It was good to get back to my own dogs (my mother's Gordon Setter is very boisterous) and at 6 o'clock this morning I was presented with a cup of tea and The Bolter, who curled up beside me and kicked happily.

Below, for the sheer joy of it, and because I mentioned them in my last post, is a litter of Tamworth piglets.

9 comments:

mountainear said...

I remember working in a country pub too - which, from the sound of it served the same sort of (sensible) food. A favourite dessert was a can of warmed black cherries, a glug of kirsch and a scoop of vanilla ice cream The height of siphistication in 70's Oxfordshire.

Re cling peaches: the stone 'clings' to the flesh of the peach - as opposed to 'freestone' where it comes away easily.

mutterings and meanderings said...

Proper food!

I always thought cling was to do with the way the syrup clung on - but I bow to Mountainear's superior knowledge

Nan - said...

'The sheer joy of it' is so right. Thanks so much for the picture. They are so cute. I could happily be an Emsworth and stroll down to the pen with a stick to scratch the pig's back. :<) I don't think we will ever have a pig but I sure enjoy looking at them.

GeraniumCat said...

Thanks M'ear, I knew there was a proper explanation!

M&M, it does cling, though, doesn't it?

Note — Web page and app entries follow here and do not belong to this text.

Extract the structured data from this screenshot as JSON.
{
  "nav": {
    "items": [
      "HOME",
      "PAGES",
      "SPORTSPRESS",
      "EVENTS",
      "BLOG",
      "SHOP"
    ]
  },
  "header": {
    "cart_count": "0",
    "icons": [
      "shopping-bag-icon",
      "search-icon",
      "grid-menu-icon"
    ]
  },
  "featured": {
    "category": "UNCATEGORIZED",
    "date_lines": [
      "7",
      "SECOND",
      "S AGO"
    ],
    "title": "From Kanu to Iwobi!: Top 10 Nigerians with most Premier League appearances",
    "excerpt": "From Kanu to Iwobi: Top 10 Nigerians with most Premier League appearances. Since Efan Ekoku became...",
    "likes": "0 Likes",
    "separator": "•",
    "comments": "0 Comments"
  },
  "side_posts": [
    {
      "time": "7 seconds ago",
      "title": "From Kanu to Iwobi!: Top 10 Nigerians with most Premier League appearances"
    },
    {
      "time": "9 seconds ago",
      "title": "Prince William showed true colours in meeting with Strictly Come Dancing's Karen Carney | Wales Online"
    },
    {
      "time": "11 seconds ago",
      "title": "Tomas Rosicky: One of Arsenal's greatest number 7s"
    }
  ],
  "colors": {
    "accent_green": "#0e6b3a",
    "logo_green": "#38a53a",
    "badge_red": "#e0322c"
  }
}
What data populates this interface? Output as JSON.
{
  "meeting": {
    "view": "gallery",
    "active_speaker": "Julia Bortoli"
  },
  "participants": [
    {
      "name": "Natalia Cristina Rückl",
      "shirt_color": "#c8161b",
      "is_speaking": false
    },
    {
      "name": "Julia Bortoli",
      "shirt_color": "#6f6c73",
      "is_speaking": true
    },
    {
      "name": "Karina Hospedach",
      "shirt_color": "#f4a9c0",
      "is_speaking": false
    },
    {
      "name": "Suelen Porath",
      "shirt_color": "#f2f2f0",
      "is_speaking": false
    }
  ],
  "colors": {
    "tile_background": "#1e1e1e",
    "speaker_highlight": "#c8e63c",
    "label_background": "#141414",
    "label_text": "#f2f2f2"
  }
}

Nan, I'd like a pig too, but nowadays I couldn't be sensible and not make a pet of it. We'll have to make do with an extra 5 minutes scratching behind the dogs' ears - I'm sure they'll oblige and make happy pig noises.

Table Talk said...

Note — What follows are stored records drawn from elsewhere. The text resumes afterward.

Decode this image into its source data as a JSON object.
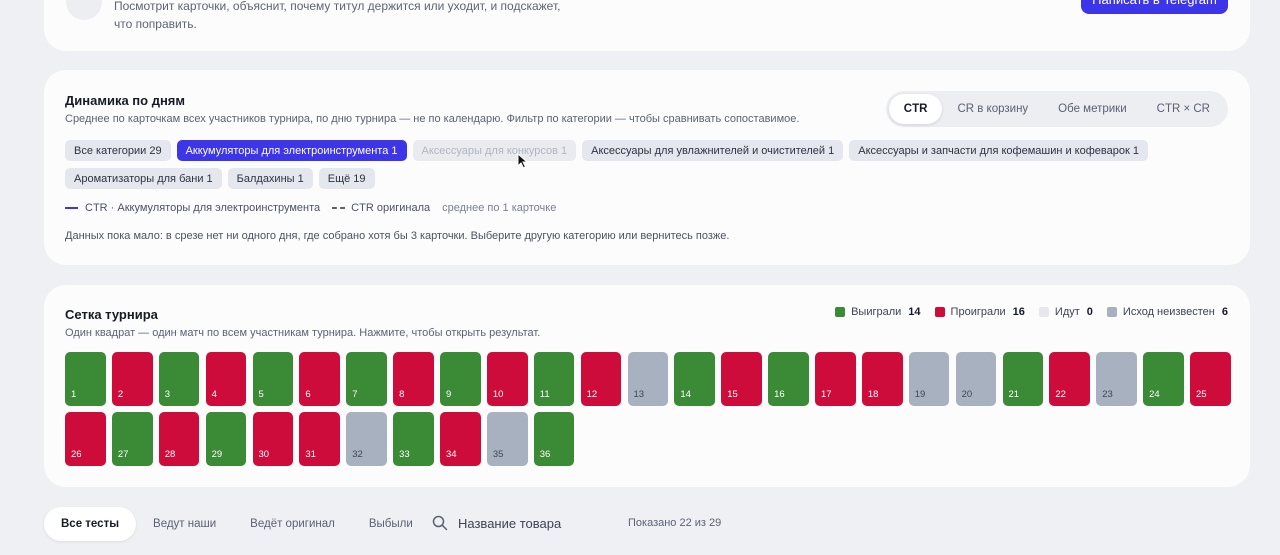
{
  "top_card": {
    "description_line1": "Посмотрит карточки, объяснит, почему титул держится или уходит, и подскажет,",
    "description_line2": "что поправить.",
    "button_label": "Написать в Telegram"
  },
  "dynamics": {
    "title": "Динамика по дням",
    "subtitle": "Среднее по карточкам всех участников турнира, по дню турнира — не по календарю. Фильтр по категории — чтобы сравнивать сопоставимое.",
    "metric_tabs": [
      {
        "label": "CTR",
        "active": true
      },
      {
        "label": "CR в корзину",
        "active": false
      },
      {
        "label": "Обе метрики",
        "active": false
      },
      {
        "label": "CTR × CR",
        "active": false
      }
    ],
    "category_chips": [
      {
        "label": "Все категории 29",
        "state": "normal"
      },
      {
        "label": "Аккумуляторы для электроинструмента 1",
        "state": "active"
      },
      {
        "label": "Аксессуары для конкурсов 1",
        "state": "disabled"
      },
      {
        "label": "Аксессуары для увлажнителей и очистителей 1",
        "state": "normal"
      },
      {
        "label": "Аксессуары и запчасти для кофемашин и кофеварок 1",
        "state": "normal"
      },
      {
        "label": "Ароматизаторы для бани 1",
        "state": "normal"
      },
      {
        "label": "Балдахины 1",
        "state": "normal"
      },
      {
        "label": "Ещё 19",
        "state": "normal"
      }
    ],
    "legend": {
      "series_ctr": "CTR · Аккумуляторы для электроинструмента",
      "series_original": "CTR оригинала",
      "note": "среднее по 1 карточке"
    },
    "empty_note": "Данных пока мало: в срезе нет ни одного дня, где собрано хотя бы 3 карточки. Выберите другую категорию или вернитесь позже.",
    "accent_color": "#3d35e8"
  },
  "grid": {
    "title": "Сетка турнира",
    "subtitle": "Один квадрат — один матч по всем участникам турнира. Нажмите, чтобы открыть результат.",
    "legend": [
      {
        "label": "Выиграли",
        "count": "14",
        "color": "#3a8a36"
      },
      {
        "label": "Проиграли",
        "count": "16",
        "color": "#cd0c3b"
      },
      {
        "label": "Идут",
        "count": "0",
        "color": "#e6e8ec"
      },
      {
        "label": "Исход неизвестен",
        "count": "6",
        "color": "#a8b1c0"
      }
    ],
    "matches": [
      {
        "n": "1",
        "status": "won"
      },
      {
        "n": "2",
        "status": "lost"
      },
      {
        "n": "3",
        "status": "won"
      },
      {
        "n": "4",
        "status": "lost"
      },
      {
        "n": "5",
        "status": "won"
      },
      {
        "n": "6",
        "status": "lost"
      },
      {
        "n": "7",
        "status": "won"
      },
      {
        "n": "8",
        "status": "lost"
      },
      {
        "n": "9",
        "status": "won"
      },
      {
        "n": "10",
        "status": "lost"
      },
      {
        "n": "11",
        "status": "won"
      },
      {
        "n": "12",
        "status": "lost"
      },
      {
        "n": "13",
        "status": "unknown"
      },
      {
        "n": "14",
        "status": "won"
      },
      {
        "n": "15",
        "status": "lost"
      },
      {
        "n": "16",
        "status": "won"
      },
      {
        "n": "17",
        "status": "lost"
      },
      {
        "n": "18",
        "status": "lost"
      },
      {
        "n": "19",
        "status": "unknown"
      },
      {
        "n": "20",
        "status": "unknown"
      },
      {
        "n": "21",
        "status": "won"
      },
      {
        "n": "22",
        "status": "lost"
      },
      {
        "n": "23",
        "status": "unknown"
      },
      {
        "n": "24",
        "status": "won"
      },
      {
        "n": "25",
        "status": "lost"
      },
      {
        "n": "26",
        "status": "lost"
      },
      {
        "n": "27",
        "status": "won"
      },
      {
        "n": "28",
        "status": "lost"
      },
      {
        "n": "29",
        "status": "won"
      },
      {
        "n": "30",
        "status": "lost"
      },
      {
        "n": "31",
        "status": "lost"
      },
      {
        "n": "32",
        "status": "unknown"
      },
      {
        "n": "33",
        "status": "won"
      },
      {
        "n": "34",
        "status": "lost"
      },
      {
        "n": "35",
        "status": "unknown"
      },
      {
        "n": "36",
        "status": "won"
      }
    ]
  },
  "filters": {
    "tabs": [
      {
        "label": "Все тесты",
        "active": true
      },
      {
        "label": "Ведут наши",
        "active": false
      },
      {
        "label": "Ведёт оригинал",
        "active": false
      },
      {
        "label": "Выбыли",
        "active": false
      }
    ],
    "search_placeholder": "Название товара",
    "shown_text": "Показано 22 из 29"
  }
}
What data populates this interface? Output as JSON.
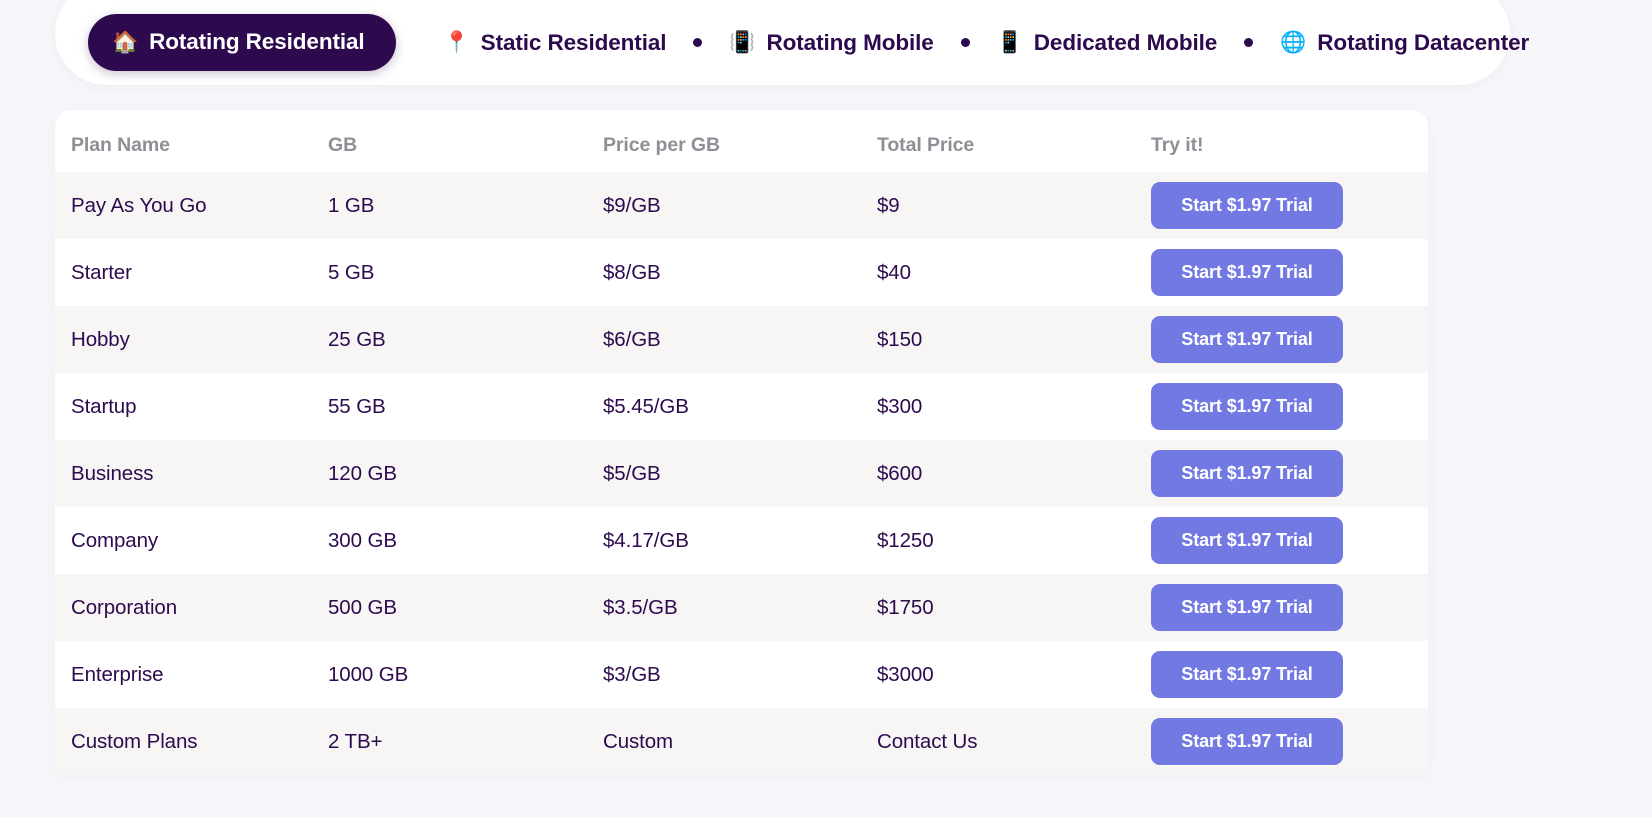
{
  "tabs": [
    {
      "label": "Rotating Residential",
      "icon": "house-icon",
      "glyph": "🏠",
      "active": true
    },
    {
      "label": "Static Residential",
      "icon": "map-pin-icon",
      "glyph": "📍",
      "active": false
    },
    {
      "label": "Rotating Mobile",
      "icon": "vibration-mode-icon",
      "glyph": "📳",
      "active": false
    },
    {
      "label": "Dedicated Mobile",
      "icon": "mobile-phone-icon",
      "glyph": "📱",
      "active": false
    },
    {
      "label": "Rotating Datacenter",
      "icon": "globe-icon",
      "glyph": "🌐",
      "active": false
    }
  ],
  "table": {
    "headers": [
      "Plan Name",
      "GB",
      "Price per GB",
      "Total Price",
      "Try it!"
    ],
    "cta_label": "Start $1.97 Trial",
    "rows": [
      {
        "plan": "Pay As You Go",
        "gb": "1 GB",
        "price_per_gb": "$9/GB",
        "total": "$9"
      },
      {
        "plan": "Starter",
        "gb": "5 GB",
        "price_per_gb": "$8/GB",
        "total": "$40"
      },
      {
        "plan": "Hobby",
        "gb": "25 GB",
        "price_per_gb": "$6/GB",
        "total": "$150"
      },
      {
        "plan": "Startup",
        "gb": "55 GB",
        "price_per_gb": "$5.45/GB",
        "total": "$300"
      },
      {
        "plan": "Business",
        "gb": "120 GB",
        "price_per_gb": "$5/GB",
        "total": "$600"
      },
      {
        "plan": "Company",
        "gb": "300 GB",
        "price_per_gb": "$4.17/GB",
        "total": "$1250"
      },
      {
        "plan": "Corporation",
        "gb": "500 GB",
        "price_per_gb": "$3.5/GB",
        "total": "$1750"
      },
      {
        "plan": "Enterprise",
        "gb": "1000 GB",
        "price_per_gb": "$3/GB",
        "total": "$3000"
      },
      {
        "plan": "Custom Plans",
        "gb": "2 TB+",
        "price_per_gb": "Custom",
        "total": "Contact Us"
      }
    ]
  },
  "colors": {
    "page_background": "#f7f6fa",
    "card_background": "#ffffff",
    "row_stripe": "#f7f6f5",
    "active_tab": "#2d0a4e",
    "text_primary": "#2d0a4e",
    "header_text": "#8f8f96",
    "cta_button": "#7379e3"
  }
}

Oh Lord! I do hope your friend Chris isn't my ex-partner Chris who once almost stopped a performance of the first Harry Potter film by declaring that the Hogwarts Express was a Great Western Hall which really didn't add to the magic. Where does your Chris now live?

GeraniumCat said...

"My" Chris was an Australian reading geography, I think, but should have been majoring in beer and brewing. Hope that doesn't sound familiar.

Table Talk said...

No, that sounds OK. My ex wouldn't have known what geography was, although he could have majored in steam trains and Bruckner. You would have thought that ill assorted combination would have flagged up warning signals in the first place, wouldn't you?

TheElementary said...

Oh, that picture is delightful. I like your blog; I wanted to say something somewhere so thought I would start with this one since the piglet picture is wonderful! Also, your talk of the ploughman's lunch made me hungry...
I'll be browsing around the blog regularly now!

GeraniumCat said...

Welcome! thinking about it made me hungry too, but I managed not to eat all of my picnic within the first 50 miles of the journey that day!